A system that allows Italian copyright owners to order the removal of pirated content online has gone live.
The procedure, which became effective on March 31, requires rights owners to contact Italy’s Communications Regulatory Authority (Agcom) about alleged infringement. If Agcom agrees to remove content, it orders the relevant internet service provider (ISP) to take it down.
But the new system does not apply to content on peer-to-peer file-sharing sites.
ISPs must comply with a takedown order within three days or face fines ranging from €10,000 to €258,000 ($13,800 to $355,000).
However, three consumer associations have reportedly filed a lawsuit that aims to block the new system, arguing it is unfair.
According to Telecompaper, Altroconsumo, Assoprovider and Assintel appealed at the Regional Administrative Court of Lazio, saying the system amounts to “an exercise in repression that fails to provide for any appeal to courts, as required by the constitution”.
Agcom published details of the ‘notice and takedown’ system as part of a new regulation in December last year.
If it accepts rights owners’ requests, the independent authority itself must order ISP action within 35 days.
EU countries have taken different approaches to online infringement. In the UK, rights owners must go to court to have sites offering pirated content blocked. France, which has similar systems in place, also operates a ‘three-strike’ system under which repeat offenders can be fined up to €1,500.
This article was first published on 3 April 2014 in World IP Review
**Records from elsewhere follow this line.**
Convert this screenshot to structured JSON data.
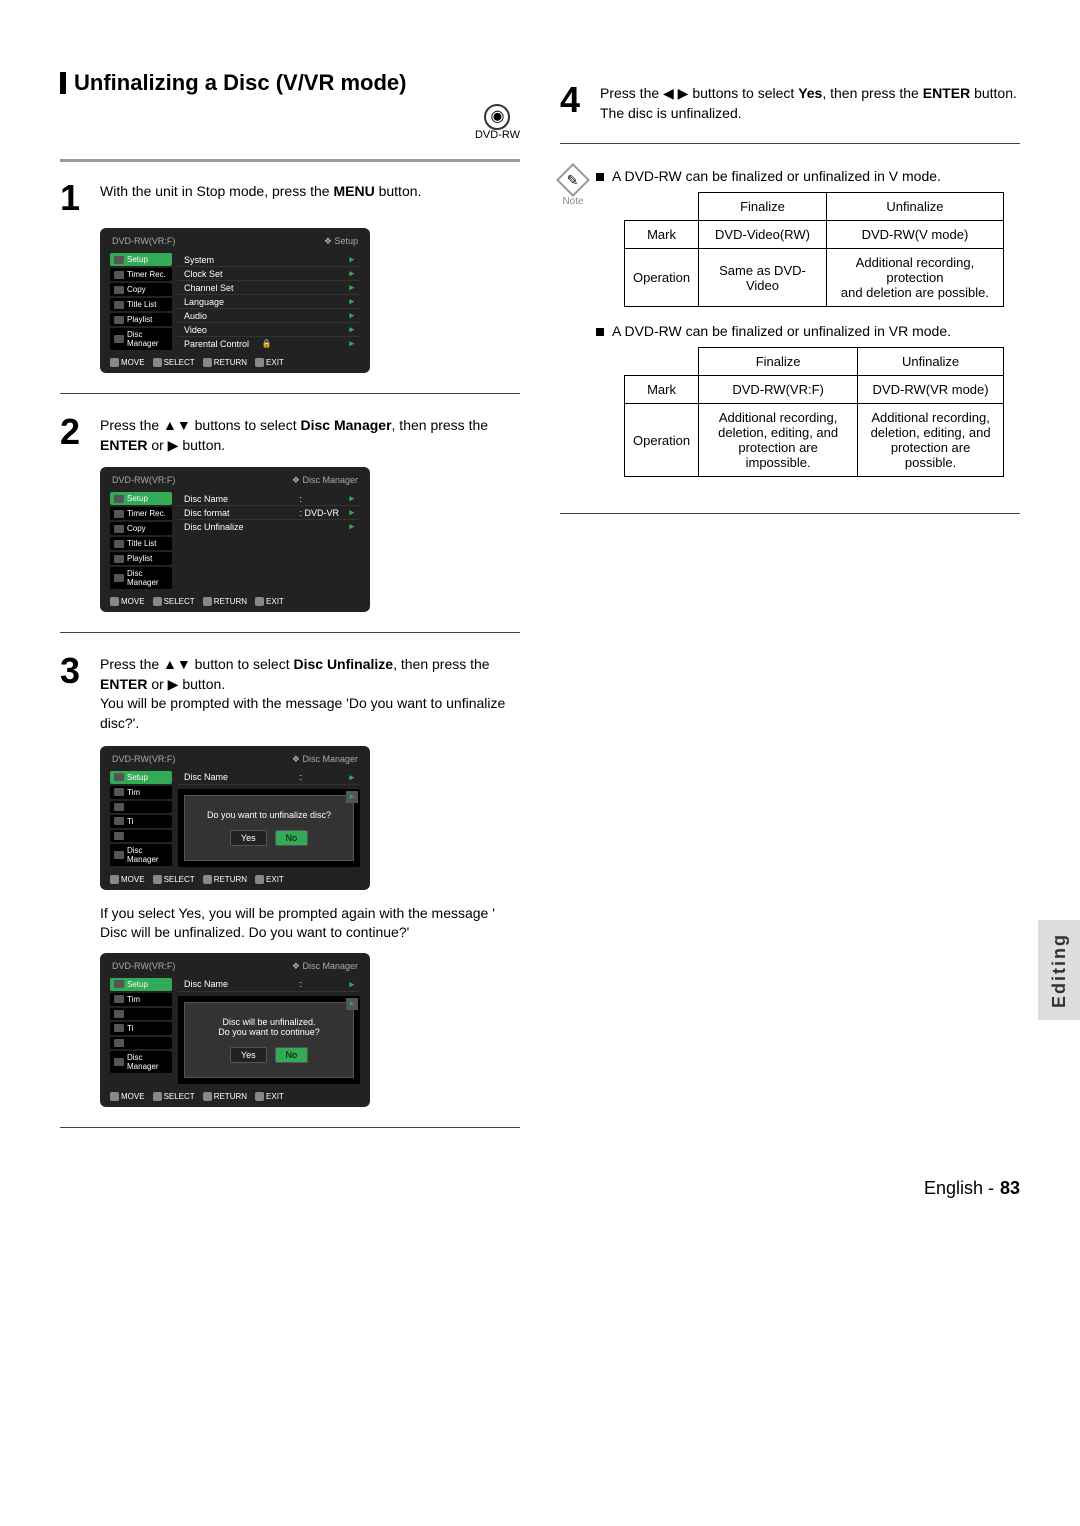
{
  "section_title": "Unfinalizing a Disc (V/VR mode)",
  "disc_label": "DVD-RW",
  "steps": {
    "s1": {
      "num": "1",
      "text_a": "With the unit in Stop mode, press the ",
      "text_b": "MENU",
      "text_c": " button."
    },
    "s2": {
      "num": "2",
      "text_a": "Press the ▲▼ buttons to select ",
      "text_b": "Disc Manager",
      "text_c": ", then press the ",
      "text_d": "ENTER",
      "text_e": " or ▶ button."
    },
    "s3": {
      "num": "3",
      "text_a": "Press the ▲▼ button to select ",
      "text_b": "Disc Unfinalize",
      "text_c": ", then press the ",
      "text_d": "ENTER",
      "text_e": " or ▶ button.",
      "line2": "You will be prompted with the message 'Do you want to unfinalize disc?'."
    },
    "s4": {
      "num": "4",
      "text_a": "Press the ◀ ▶ buttons to select ",
      "text_b": "Yes",
      "text_c": ", then press the ",
      "text_d": "ENTER",
      "text_e": " button.",
      "line2": "The disc is unfinalized."
    }
  },
  "mid_para": "If you select Yes, you will be prompted again with the message ' Disc will be unfinalized. Do you want to continue?'",
  "osd_common": {
    "title": "DVD-RW(VR:F)",
    "setup_crumb": "❖  Setup",
    "dm_crumb": "❖  Disc Manager",
    "side_items": [
      "Setup",
      "Timer Rec.",
      "Copy",
      "Title List",
      "Playlist",
      "Disc Manager"
    ],
    "foot": [
      "MOVE",
      "SELECT",
      "RETURN",
      "EXIT"
    ]
  },
  "osd1_list": [
    {
      "label": "System"
    },
    {
      "label": "Clock Set"
    },
    {
      "label": "Channel Set"
    },
    {
      "label": "Language"
    },
    {
      "label": "Audio"
    },
    {
      "label": "Video"
    },
    {
      "label": "Parental Control",
      "lock": true
    }
  ],
  "osd2_list": [
    {
      "label": "Disc Name",
      "mid": ":"
    },
    {
      "label": "Disc format",
      "mid": ": DVD-VR"
    },
    {
      "label": "Disc Unfinalize",
      "mid": ""
    }
  ],
  "osd3": {
    "top_label": "Disc Name",
    "prompt": "Do you want to unfinalize disc?",
    "yes": "Yes",
    "no": "No"
  },
  "osd4": {
    "top_label": "Disc Name",
    "prompt1": "Disc will be unfinalized.",
    "prompt2": "Do you want to continue?",
    "yes": "Yes",
    "no": "No"
  },
  "note_label": "Note",
  "note1": "A DVD-RW can be finalized or unfinalized in V mode.",
  "note2": "A DVD-RW can be finalized or unfinalized in VR mode.",
  "table1": {
    "h_fin": "Finalize",
    "h_unf": "Unfinalize",
    "r1_label": "Mark",
    "r1_fin": "DVD-Video(RW)",
    "r1_unf": "DVD-RW(V mode)",
    "r2_label": "Operation",
    "r2_fin": "Same as DVD-Video",
    "r2_unf_a": "Additional recording, protection",
    "r2_unf_b": "and deletion are possible."
  },
  "table2": {
    "h_fin": "Finalize",
    "h_unf": "Unfinalize",
    "r1_label": "Mark",
    "r1_fin": "DVD-RW(VR:F)",
    "r1_unf": "DVD-RW(VR mode)",
    "r2_label": "Operation",
    "r2_fin_a": "Additional recording,",
    "r2_fin_b": "deletion, editing, and",
    "r2_fin_c": "protection are impossible.",
    "r2_unf_a": "Additional recording,",
    "r2_unf_b": "deletion, editing, and",
    "r2_unf_c": "protection are possible."
  },
  "side_tab": "Editing",
  "footer_lang": "English -",
  "footer_page": "83"
}
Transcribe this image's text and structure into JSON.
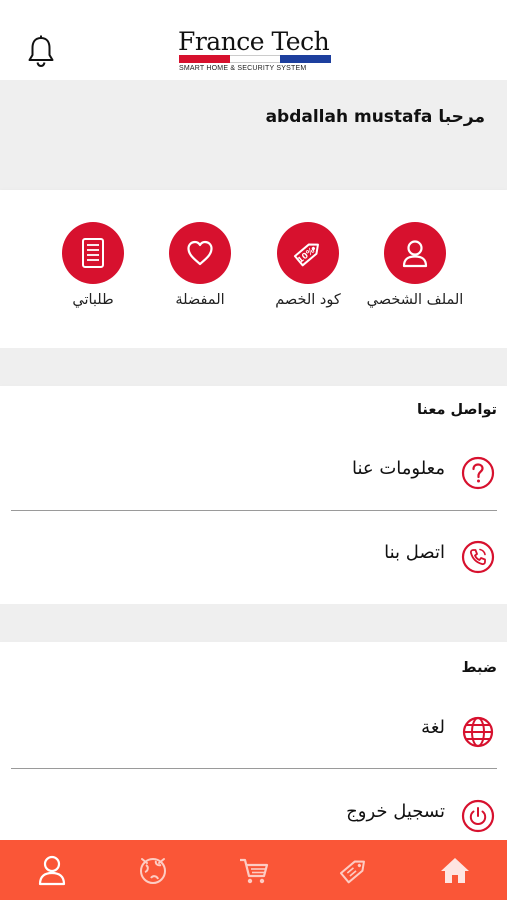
{
  "header": {
    "logo_title": "France Tech",
    "logo_subtitle": "SMART HOME & SECURITY SYSTEM",
    "icons": [
      "bell-icon"
    ]
  },
  "greeting": "مرحبا abdallah mustafa",
  "quick_actions": [
    {
      "label": "الملف الشخصي",
      "icon": "user-icon"
    },
    {
      "label": "كود الخصم",
      "icon": "discount-tag-icon"
    },
    {
      "label": "المفضلة",
      "icon": "heart-icon"
    },
    {
      "label": "طلباتي",
      "icon": "orders-list-icon"
    }
  ],
  "contact": {
    "title": "تواصل معنا",
    "items": [
      {
        "label": "معلومات عنا",
        "icon": "question-icon"
      },
      {
        "label": "اتصل بنا",
        "icon": "phone-icon"
      }
    ]
  },
  "settings": {
    "title": "ضبط",
    "items": [
      {
        "label": "لغة",
        "icon": "globe-icon"
      },
      {
        "label": "تسجيل خروج",
        "icon": "power-icon"
      }
    ]
  },
  "tabbar": {
    "tabs": [
      "profile-tab-icon",
      "world-tab-icon",
      "cart-tab-icon",
      "tag-tab-icon",
      "home-tab-icon"
    ]
  },
  "colors": {
    "accent_red": "#d7112e",
    "tabbar_orange": "#fa5637",
    "band_gray": "#efefef",
    "logo_blue": "#1d3f9e"
  }
}
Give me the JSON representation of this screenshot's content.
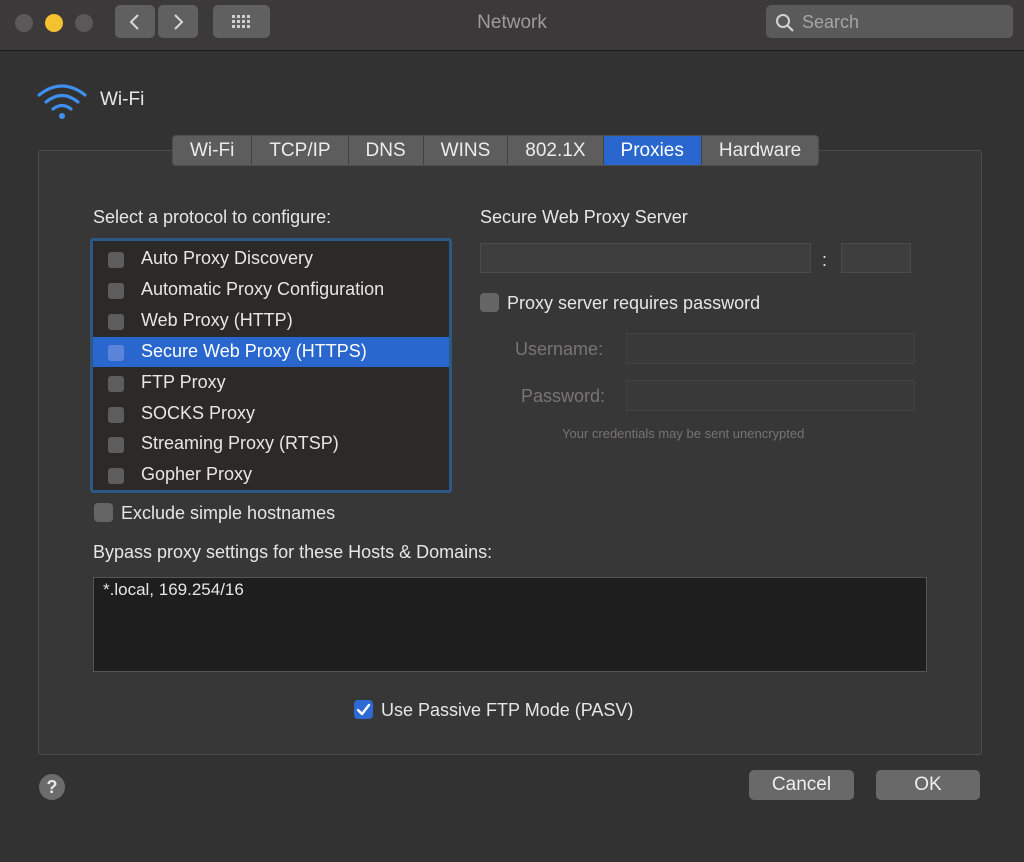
{
  "window": {
    "title": "Network"
  },
  "search": {
    "placeholder": "Search"
  },
  "interface": {
    "name": "Wi-Fi"
  },
  "tabs": [
    {
      "label": "Wi-Fi"
    },
    {
      "label": "TCP/IP"
    },
    {
      "label": "DNS"
    },
    {
      "label": "WINS"
    },
    {
      "label": "802.1X"
    },
    {
      "label": "Proxies",
      "active": true
    },
    {
      "label": "Hardware"
    }
  ],
  "protocols": {
    "heading": "Select a protocol to configure:",
    "items": [
      {
        "label": "Auto Proxy Discovery",
        "checked": false
      },
      {
        "label": "Automatic Proxy Configuration",
        "checked": false
      },
      {
        "label": "Web Proxy (HTTP)",
        "checked": false
      },
      {
        "label": "Secure Web Proxy (HTTPS)",
        "checked": false,
        "selected": true
      },
      {
        "label": "FTP Proxy",
        "checked": false
      },
      {
        "label": "SOCKS Proxy",
        "checked": false
      },
      {
        "label": "Streaming Proxy (RTSP)",
        "checked": false
      },
      {
        "label": "Gopher Proxy",
        "checked": false
      }
    ]
  },
  "server": {
    "heading": "Secure Web Proxy Server",
    "host_value": "",
    "separator": ":",
    "port_value": "",
    "requires_password_label": "Proxy server requires password",
    "requires_password": false,
    "username_label": "Username:",
    "password_label": "Password:",
    "credentials_note": "Your credentials may be sent unencrypted"
  },
  "exclude_simple": {
    "label": "Exclude simple hostnames",
    "checked": false
  },
  "bypass": {
    "heading": "Bypass proxy settings for these Hosts & Domains:",
    "value": "*.local, 169.254/16"
  },
  "passive_ftp": {
    "label": "Use Passive FTP Mode (PASV)",
    "checked": true
  },
  "footer": {
    "help_label": "?",
    "cancel_label": "Cancel",
    "ok_label": "OK"
  },
  "colors": {
    "accent": "#2967cf",
    "selection": "#2967cf",
    "focus_ring": "#2d5784"
  }
}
notice and takedown, piracy, copyright infringement, Communications Regulatory Authority, Agcom